Holiday season is upon us, which means you will probably be surrounded by family and friends, eating tons of amazing food, and, hopefully, taking some time to reflect on what you are most thankful for.

Gratitude is something we tend to forget in our busy lives. But studies show that practicing gratitude can positively rewire your brain, and even make you a happier person.

So, this holiday season, I encourage you to ask: "Why are we practicing thankfulness only one day out of the year?"

For many, it's probably because you don't realize the impressive and positive results you'd see.

Here's a few things practicing gratitude does:

Practicing gratitude can make you smarter.

Rick Hanson, PhD and author of Hardwiring Happiness, explains that the human brain is wired to fixate on the negative instead of the positive. Because we learn more quickly from our bad experiences than our good ones, our brains are wired to consume negativity.

Fascinating, right?

By practicing gratitude, you give yourself the opportunity to focus on the good things surrounding you. You allow your brain the capacity to relearn how to positively process information and reframe your point of focus.

But studies also show that practicing appreciation boosts your mental capacity and promotes positive mental health.

A study in the Journal of Personality and Social Psychology discovered that after the 9/11 terrorist attacks, thankfulness drastically aided in allowing many to mourn and recover. Practicing gratitude has also been shown to reduce feelings of jealousy, and bitterness, says Forbes.

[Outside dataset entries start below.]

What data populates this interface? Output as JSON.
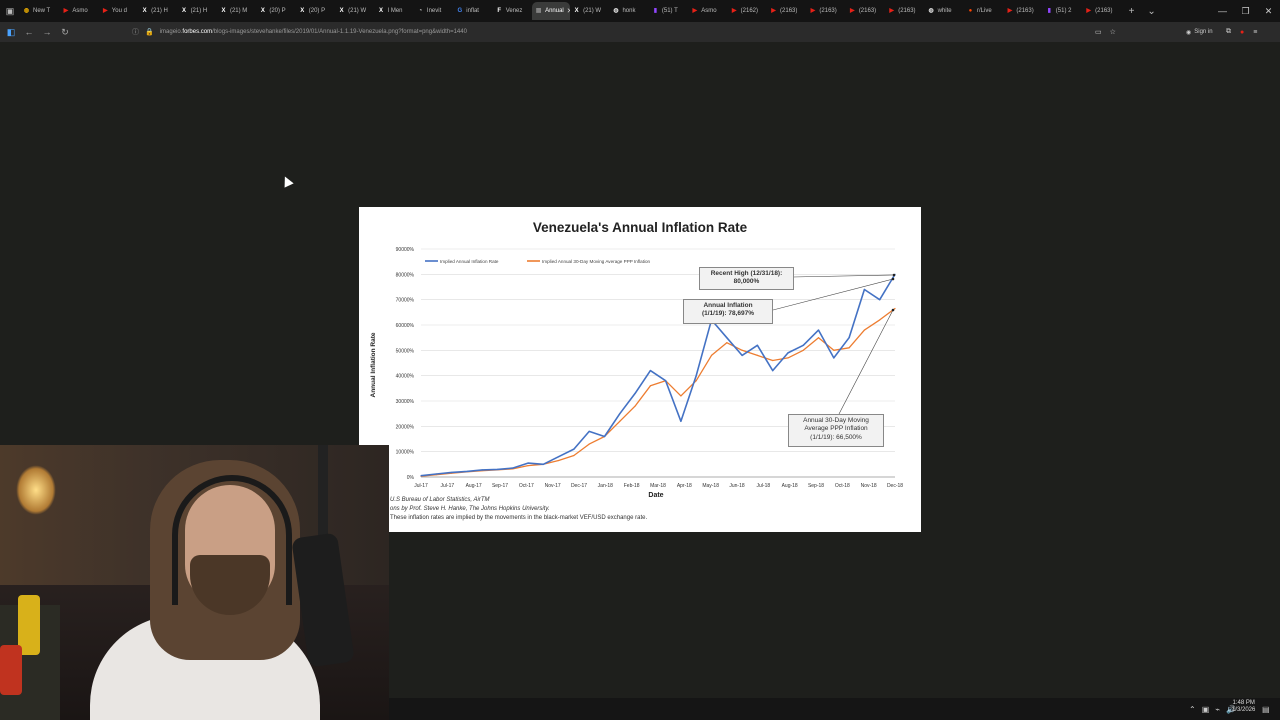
{
  "browser": {
    "tabs": [
      {
        "label": "New T",
        "icon": "globe-icon",
        "color": "#f5b400"
      },
      {
        "label": "Asmo",
        "icon": "youtube-icon",
        "color": "#e62117"
      },
      {
        "label": "You d",
        "icon": "youtube-icon",
        "color": "#e62117"
      },
      {
        "label": "(21) H",
        "icon": "x-icon",
        "color": "#ffffff"
      },
      {
        "label": "(21) H",
        "icon": "x-icon",
        "color": "#ffffff"
      },
      {
        "label": "(21) M",
        "icon": "x-icon",
        "color": "#ffffff"
      },
      {
        "label": "(20) P",
        "icon": "x-icon",
        "color": "#ffffff"
      },
      {
        "label": "(20) P",
        "icon": "x-icon",
        "color": "#ffffff"
      },
      {
        "label": "(21) W",
        "icon": "x-icon",
        "color": "#ffffff"
      },
      {
        "label": "I Men",
        "icon": "x-icon",
        "color": "#ffffff"
      },
      {
        "label": "Inevit",
        "icon": "clock-icon",
        "color": "#cccccc"
      },
      {
        "label": "inflat",
        "icon": "google-icon",
        "color": "#4285f4"
      },
      {
        "label": "Venez",
        "icon": "forbes-icon",
        "color": "#ffffff"
      },
      {
        "label": "Annual",
        "icon": "image-icon",
        "color": "#888888",
        "active": true
      },
      {
        "label": "(21) W",
        "icon": "x-icon",
        "color": "#ffffff"
      },
      {
        "label": "honk",
        "icon": "globe-icon",
        "color": "#dddddd"
      },
      {
        "label": "(51) T",
        "icon": "twitch-icon",
        "color": "#9146ff"
      },
      {
        "label": "Asmo",
        "icon": "youtube-icon",
        "color": "#e62117"
      },
      {
        "label": "(2162)",
        "icon": "youtube-icon",
        "color": "#e62117"
      },
      {
        "label": "(2163)",
        "icon": "youtube-icon",
        "color": "#e62117"
      },
      {
        "label": "(2163)",
        "icon": "youtube-icon",
        "color": "#e62117"
      },
      {
        "label": "(2163)",
        "icon": "youtube-icon",
        "color": "#e62117"
      },
      {
        "label": "(2163)",
        "icon": "youtube-icon",
        "color": "#e62117"
      },
      {
        "label": "white",
        "icon": "globe-icon",
        "color": "#dddddd"
      },
      {
        "label": "r/Live",
        "icon": "reddit-icon",
        "color": "#ff4500"
      },
      {
        "label": "(2163)",
        "icon": "youtube-icon",
        "color": "#e62117"
      },
      {
        "label": "(51) 2",
        "icon": "twitch-icon",
        "color": "#9146ff"
      },
      {
        "label": "(2163)",
        "icon": "youtube-icon",
        "color": "#e62117"
      }
    ],
    "url_prefix": "imageio.",
    "url_host": "forbes.com",
    "url_path": "/blogs-images/stevehanke/files/2019/01/Annual-1.1.19-Venezuela.png?format=png&width=1440",
    "signin_label": "Sign in"
  },
  "figure": {
    "title": "Venezuela's Annual Inflation Rate",
    "source_lines": [
      "U.S Bureau of Labor Statistics, AirTM",
      "ons by Prof. Steve H. Hanke, The Johns Hopkins University.",
      "These inflation rates are implied by the movements in the black-market VEF/USD exchange rate."
    ],
    "annotations": [
      {
        "id": "recent-high",
        "line1": "Recent High (12/31/18):",
        "line2": "80,000%"
      },
      {
        "id": "annual-inflation",
        "line1": "Annual Inflation",
        "line2": "(1/1/19): 78,697%"
      },
      {
        "id": "moving-average",
        "line1": "Annual 30-Day Moving",
        "line2": "Average PPP Inflation",
        "line3": "(1/1/19): 66,500%"
      }
    ]
  },
  "chart_data": {
    "type": "line",
    "title": "Venezuela's Annual Inflation Rate",
    "xlabel": "Date",
    "ylabel": "Annual Inflation Rate",
    "ylim": [
      0,
      90000
    ],
    "y_ticks": [
      "0%",
      "10000%",
      "20000%",
      "30000%",
      "40000%",
      "50000%",
      "60000%",
      "70000%",
      "80000%",
      "90000%"
    ],
    "x_ticks": [
      "Jul-17",
      "Jul-17",
      "Aug-17",
      "Sep-17",
      "Oct-17",
      "Nov-17",
      "Dec-17",
      "Jan-18",
      "Feb-18",
      "Mar-18",
      "Apr-18",
      "May-18",
      "Jun-18",
      "Jul-18",
      "Aug-18",
      "Sep-18",
      "Oct-18",
      "Nov-18",
      "Dec-18"
    ],
    "grid": true,
    "legend_position": "top-left",
    "x": [
      "Jul-17",
      "Jul-17",
      "Aug-17",
      "Sep-17",
      "Oct-17",
      "Nov-17",
      "Dec-17",
      "Jan-18",
      "Feb-18",
      "Mar-18",
      "Mar-18",
      "Apr-18",
      "Apr-18",
      "May-18",
      "May-18",
      "Jun-18",
      "Jun-18",
      "Jul-18",
      "Jul-18",
      "Jul-18",
      "Aug-18",
      "Aug-18",
      "Aug-18",
      "Sep-18",
      "Sep-18",
      "Oct-18",
      "Oct-18",
      "Nov-18",
      "Nov-18",
      "Dec-18",
      "Dec-18",
      "Dec-18"
    ],
    "series": [
      {
        "name": "Implied Annual Inflation Rate",
        "color": "#4472c4",
        "values": [
          500,
          1200,
          1800,
          2200,
          2800,
          3000,
          3500,
          5500,
          5000,
          8000,
          11000,
          18000,
          16000,
          25000,
          33000,
          42000,
          38000,
          22000,
          40000,
          62000,
          55000,
          48000,
          52000,
          42000,
          49000,
          52000,
          58000,
          47000,
          55000,
          74000,
          70000,
          80000
        ]
      },
      {
        "name": "Implied Annual 30-Day Moving Average PPP Inflation",
        "color": "#ed7d31",
        "values": [
          300,
          900,
          1500,
          2000,
          2500,
          2800,
          3200,
          4500,
          5000,
          6500,
          8500,
          13000,
          16000,
          22000,
          28000,
          36000,
          38000,
          32000,
          38000,
          48000,
          53000,
          50000,
          48000,
          46000,
          47000,
          50000,
          55000,
          50000,
          51000,
          58000,
          62000,
          66500
        ]
      }
    ]
  }
}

As stated in Psychology Today, practicing gratitude can even help you achieve goals and aid you in making insightful, stable decisions.   

Practicing gratitude can make you a happier person.

According to Robert Emmons, UC Davis psychologist and author of Thanks!: How the New Science of Gratitude Can Make You Happier, science shows practicing gratitude can considerably increase your ability to be happy.

Emmons says he conducted research on 1,000 people from ages eight to 80, and found that those who practice thankfulness receive a plethora of benefits. These benefits include physical ones, such as lower blood sugar and a stronger immune system. They also included psychological and social benefits.

Research shows that gratitude is heavily and regularly connected with being happier.

Practicing gratitude also allows people to build healthy relationships, better feel constructive and beneficial emotions, enjoy pleasant experiences, and even overcome challenges, says Harvard Medical School.

So how do you incorporate gratitude into your life?

The simplest way to start is by keeping a daily list or journal of a few things you are grateful for. However, gratitude should also be shared. You can implement thankfulness into your daily life simply by showing your appreciation for those around you. Little things like "thank you" notes and messages to the people in your life can go a long way.

Whenever I am overwhelmed and feel the stresses in my life are getting the best of me, I pause for a second and ask myself, "What are you grateful for?" In that moment, I list five to seven things, people, and situations I am thankful for.

This practice immediately calms me and allows me to positively and productively carry on with the task at hand.

So, while you get ready to reconnect with family, and even set your New Year's resolutions, try to first take a moment to see what's already worth appreciating in your life. Incorporate feeling and expressing gratitude into your reflection process.

Your happiness will improve as a result.